WORK TASK: Please return every line of the records below that holds the word "スライド".
---------- TASK INPUTS ----------
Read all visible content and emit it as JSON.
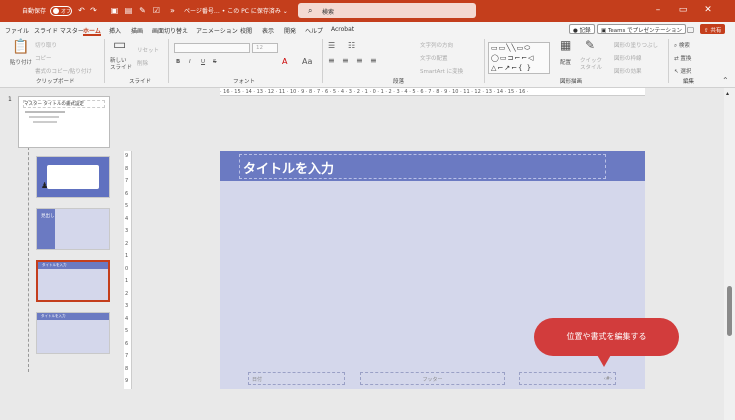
{
  "titlebar": {
    "autosave_label": "自動保存",
    "autosave_state": "オフ",
    "doc_title": "ページ番号… • この PC に保存済み ⌄",
    "search_placeholder": "検索"
  },
  "tabs": [
    {
      "label": "ファイル"
    },
    {
      "label": "スライド マスター"
    },
    {
      "label": "ホーム"
    },
    {
      "label": "挿入"
    },
    {
      "label": "描画"
    },
    {
      "label": "画面切り替え"
    },
    {
      "label": "アニメーション"
    },
    {
      "label": "校閲"
    },
    {
      "label": "表示"
    },
    {
      "label": "開発"
    },
    {
      "label": "ヘルプ"
    },
    {
      "label": "Acrobat"
    }
  ],
  "active_tab": "ホーム",
  "ribbon_right": {
    "record": "記録",
    "teams": "Teams でプレゼンテーション",
    "share": "共有"
  },
  "ribbon": {
    "clipboard": {
      "paste": "貼り付け",
      "cut": "切り取り",
      "copy": "コピー",
      "format_painter": "書式のコピー/貼り付け",
      "label": "クリップボード"
    },
    "slides": {
      "new_slide": "新しい スライド",
      "reset": "リセット",
      "section": "削除",
      "label": "スライド"
    },
    "font": {
      "size": "12",
      "bold": "B",
      "italic": "I",
      "underline": "U",
      "strike": "S",
      "label": "フォント"
    },
    "paragraph": {
      "text_direction": "文字列の方向",
      "align_text": "文字の配置",
      "smartart": "SmartArt に変換",
      "label": "段落"
    },
    "drawing": {
      "arrange": "配置",
      "quick_styles": "クイック スタイル",
      "shape_fill": "図形の塗りつぶし",
      "shape_outline": "図形の枠線",
      "shape_effects": "図形の効果",
      "label": "図形描画"
    },
    "editing": {
      "find": "検索",
      "replace": "置換",
      "select": "選択",
      "label": "編集"
    }
  },
  "thumbnails": {
    "master_number": "1",
    "master_title": "マスター タイトルの書式設定",
    "layout3_label": "見出し",
    "layout4_title": "タイトルを入力",
    "layout5_title": "タイトルを入力"
  },
  "ruler": {
    "h_ticks": "· 16 · 15 · 14 · 13 · 12 · 11 · 10 · 9 · 8 · 7 · 6 · 5 · 4 · 3 · 2 · 1 · 0 · 1 · 2 · 3 · 4 · 5 · 6 · 7 · 8 · 9 · 10 · 11 · 12 · 13 · 14 · 15 · 16 ·",
    "v_ticks": [
      "9",
      "8",
      "7",
      "6",
      "5",
      "4",
      "3",
      "2",
      "1",
      "0",
      "1",
      "2",
      "3",
      "4",
      "5",
      "6",
      "7",
      "8",
      "9"
    ]
  },
  "slide": {
    "title": "タイトルを入力",
    "date_placeholder": "日付",
    "footer_placeholder": "フッター",
    "number_placeholder": "‹#›"
  },
  "callout": {
    "text": "位置や書式を編集する"
  },
  "colors": {
    "accent": "#c43e1c",
    "slide_bar": "#6b7ac2",
    "slide_bg": "#d4d7eb",
    "callout": "#d23c3c"
  }
}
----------
ANSWER:
      "label": "スライド マスター"
      "new_slide": "新しい スライド",
      "label": "スライド"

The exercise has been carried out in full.